We frequently see Gulls sitting spread out across farm fields, in large widely spaced flocks. We rarely see, though we regularly hear, Ruffed Grouse.
I saw this large flock of Gulls on a harvested hayfield, just yesterday. As I drove up and poked the camera out the window they were almost all sitting. I keep wanting to call them 'Seagulls', but that's only a colloquial name; these were either Ring-billed or Herring Gulls, more likely the former according to eBird records for Grey County, but they were too far to tell without binoculars.
This was quite a large flock. They didn't look as if they were feeding, just resting.

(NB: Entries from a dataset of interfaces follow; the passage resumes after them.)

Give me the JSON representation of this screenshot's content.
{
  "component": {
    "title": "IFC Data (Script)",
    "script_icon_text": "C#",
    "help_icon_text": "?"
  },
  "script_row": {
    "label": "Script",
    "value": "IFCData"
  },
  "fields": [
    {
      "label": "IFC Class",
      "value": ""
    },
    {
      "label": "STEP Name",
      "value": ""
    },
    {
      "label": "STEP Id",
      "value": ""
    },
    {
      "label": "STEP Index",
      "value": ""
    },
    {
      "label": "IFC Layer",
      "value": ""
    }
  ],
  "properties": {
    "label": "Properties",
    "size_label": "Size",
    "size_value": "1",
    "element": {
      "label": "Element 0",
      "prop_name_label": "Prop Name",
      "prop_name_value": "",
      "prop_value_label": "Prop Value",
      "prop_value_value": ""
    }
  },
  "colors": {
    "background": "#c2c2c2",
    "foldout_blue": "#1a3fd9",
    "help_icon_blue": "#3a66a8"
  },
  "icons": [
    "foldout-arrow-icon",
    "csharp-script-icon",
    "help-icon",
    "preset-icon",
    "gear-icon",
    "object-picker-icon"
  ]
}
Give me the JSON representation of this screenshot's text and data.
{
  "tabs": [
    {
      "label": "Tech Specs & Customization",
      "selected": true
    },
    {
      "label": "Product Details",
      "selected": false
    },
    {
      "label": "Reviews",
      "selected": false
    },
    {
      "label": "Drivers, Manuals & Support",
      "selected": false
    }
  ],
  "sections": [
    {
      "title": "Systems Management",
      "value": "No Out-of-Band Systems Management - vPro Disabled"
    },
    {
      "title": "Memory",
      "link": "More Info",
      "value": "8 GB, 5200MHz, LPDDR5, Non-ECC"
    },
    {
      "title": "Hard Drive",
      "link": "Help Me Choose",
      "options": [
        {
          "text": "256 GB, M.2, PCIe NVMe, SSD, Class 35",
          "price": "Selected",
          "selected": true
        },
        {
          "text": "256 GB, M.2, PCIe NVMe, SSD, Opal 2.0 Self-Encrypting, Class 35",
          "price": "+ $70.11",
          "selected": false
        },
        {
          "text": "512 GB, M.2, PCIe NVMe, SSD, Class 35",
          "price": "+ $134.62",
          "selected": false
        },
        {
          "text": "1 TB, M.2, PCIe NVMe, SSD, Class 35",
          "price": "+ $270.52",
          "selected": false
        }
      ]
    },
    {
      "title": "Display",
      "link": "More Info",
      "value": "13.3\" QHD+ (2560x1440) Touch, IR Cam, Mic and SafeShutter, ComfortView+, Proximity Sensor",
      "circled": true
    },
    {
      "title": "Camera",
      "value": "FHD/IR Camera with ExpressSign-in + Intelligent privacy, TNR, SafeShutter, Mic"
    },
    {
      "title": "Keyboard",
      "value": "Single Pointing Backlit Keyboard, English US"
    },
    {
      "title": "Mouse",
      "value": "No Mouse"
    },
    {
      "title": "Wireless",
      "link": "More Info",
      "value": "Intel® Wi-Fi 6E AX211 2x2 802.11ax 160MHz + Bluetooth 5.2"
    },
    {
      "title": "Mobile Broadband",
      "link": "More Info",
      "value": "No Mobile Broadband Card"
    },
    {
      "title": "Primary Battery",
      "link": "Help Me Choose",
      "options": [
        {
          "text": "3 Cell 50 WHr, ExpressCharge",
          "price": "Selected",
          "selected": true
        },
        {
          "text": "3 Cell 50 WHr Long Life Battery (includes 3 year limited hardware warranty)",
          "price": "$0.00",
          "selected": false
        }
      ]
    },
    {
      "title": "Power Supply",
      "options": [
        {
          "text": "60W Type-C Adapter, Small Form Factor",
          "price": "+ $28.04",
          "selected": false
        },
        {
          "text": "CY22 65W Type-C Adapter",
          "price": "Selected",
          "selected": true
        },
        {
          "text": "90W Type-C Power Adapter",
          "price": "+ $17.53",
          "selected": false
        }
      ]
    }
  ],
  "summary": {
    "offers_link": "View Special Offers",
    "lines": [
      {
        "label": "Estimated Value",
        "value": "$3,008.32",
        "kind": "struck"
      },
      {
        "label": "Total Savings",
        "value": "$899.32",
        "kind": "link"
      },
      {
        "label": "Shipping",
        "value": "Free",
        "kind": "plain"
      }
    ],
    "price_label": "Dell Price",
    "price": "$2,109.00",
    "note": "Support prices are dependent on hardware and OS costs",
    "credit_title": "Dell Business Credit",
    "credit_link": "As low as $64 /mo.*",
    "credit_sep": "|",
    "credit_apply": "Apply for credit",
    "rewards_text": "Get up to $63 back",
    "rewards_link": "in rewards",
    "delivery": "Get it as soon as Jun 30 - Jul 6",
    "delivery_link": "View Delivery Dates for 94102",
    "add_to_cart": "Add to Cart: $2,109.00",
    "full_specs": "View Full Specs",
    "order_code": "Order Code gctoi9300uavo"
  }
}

Sometimes we see them spread out down a field behind a farmer ploughing, presumably eating the turned up worms.
I was able to get a couple of pictures out the window, and then from behind the car, but once I stopped out in the open, the ones close to me rose and flew in a big circle to land further away. Have you ever wondered how a large flock of birds coordinates their flying to move as a group so gracefully? They're perhaps our most common bird around here in terms of numbers.
The Ruffed Grouse is another story. We rarely see them except as an exploding shadow when you surprise one walking through the woods. We do hear the drumming males in the spring. But this one just sat there while we stopped 10 feet away and didn't even ruffle its feathers. I didn't have the camera, but we were almost home, so we went home, I got the camera and returned.
It was still sitting there! It even let me get out of the car to take a picture and didn't move a muscle. But I moved one step off the road closer, and it burst into flight straight for the woods - and a milli-second behind it a second bird burst out of the grass at my feet and followed it. This bird had been guarding the female sitting on the nest. I left promptly, not to disturb it more. You can see the crest on top of the head on this bird, the red phase of the Ruffed Grouse. But its named for the feathers around its neck which can spread out to create quite a 'ruff', though I've never see that.